Outgoing CO: Modernise the army and allow maritime patrols
The outgoing commander of the Bermuda Regiment has called on Government to move forward with changes to the law to both modernise the part-time army and allow soldiers to carry out maritime patrols.
Lieutenant Colonel Brian Gonsalves, who steps down on June 8, told
The Royal Gazette much work had already been done in both areas and he regretted that neither had happened during his four-year tenure.
The commanding officer said the Regiment was underutilised and everyone — including the Governor, the Commissioner of Police and the Government — agreed it should provide maritime border security, rather than the police.
But the plan has been put on hold while a security and defence review is conducted.
Lt Col Gonsalves said: “The Governor and Government said ‘look, good idea, however, let’s wait until the national security review’. I understand that — it makes sense, it’s logical, I get it.
“My only comeback to that is that everybody agrees that the Regiment assumes the maritime patrols, so why wait?

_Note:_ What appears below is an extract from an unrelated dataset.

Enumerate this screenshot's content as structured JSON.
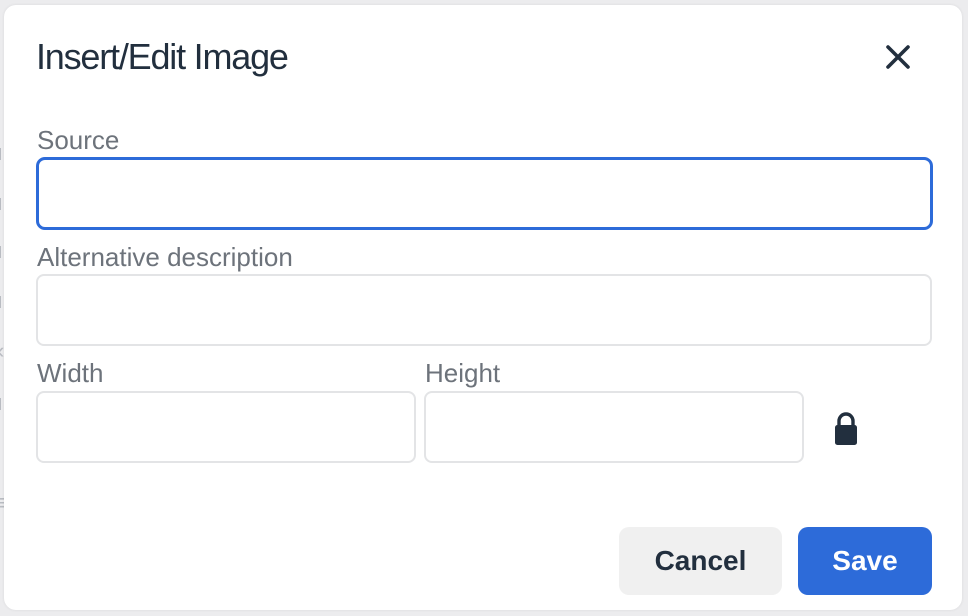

I would like to have seen it happen.
“In the long run, it’s going to be cheaper to hire soldiers to the job [though] it might take a little bit more money to get it started.”
Allowing soldiers to conduct the patrols would require a change to the law to grant them powers of arrest.
The CO said that amendment could be “bolted-on” to a piece of legislation drafted and tabled in Parliament late last year just before the general election.
MPs never got the chance to debate or approve the Defence Amendment Act 2012 before the change in Government — and Lt Col Gonsalves said he hoped the new administration would not shelve it.
“The people of Bermuda are crying out for the Regiment to be modernised,” he said. “We revamped the Defence Act and the Governor’s Orders.
“We spent a lot of time and effort and that was submitted to the House [of Assembly] in November 2012. I’m just disappointed it didn’t happen yet.”
The bill would have allowed soldiers to elect to be tried in Magistrates’ Court if they got into trouble at the Regiment.
Fines for failing to turn up for military service would have risen from $900 to $2,000 and the age limit for conscripts would have gone up from 33 to 35 years old.
Public Safety Minister Michael Dunkley told this newspaper: “The Defence Amendment Act 2012 was tabled on the eve of the dissolution of the Legislature for the general election.
“The bill is being reviewed and it is intended that it be tabled in this [parliamentary] session.”
The security and defence review — which is looking at the Regiment, Bermuda Police Service, Bermuda Fire and Rescue Service, HM Customs and the Department of Marine and Ports Services — was discussed at a Government House press conference yesterday.
Mr Dunkley said Government supported the security and defence review “based on the importance of effective internal security and strong border control to our citizens and those who visit our Island”.
He added: “It is the Government’s hope that the review will identify logical synergies and chart a working framework that eliminates any duplication of effort and recommends tasks that best suit the strengths and resources of all.
“One obvious area for consideration is the maritime aspect of our border control.
“There are significant opportunities to strengthen our operations at sea and to increase our interdictive presence in the fight against guns, gangs, drugs and violence.
“It is also important to note that this Government’s commitment to the elimination of conscription is not affected by this review.
“The committee will consider Bermuda’s security needs post-conscription, in keeping with this Government’s promise to grow the full-time component of the Bermuda Regiment.”
Governor George Fergusson said the review would help establish how the organisations can best work together and examine “the joins” between them, to see where they overlap.
Useful website: www.bermudaregiment.bm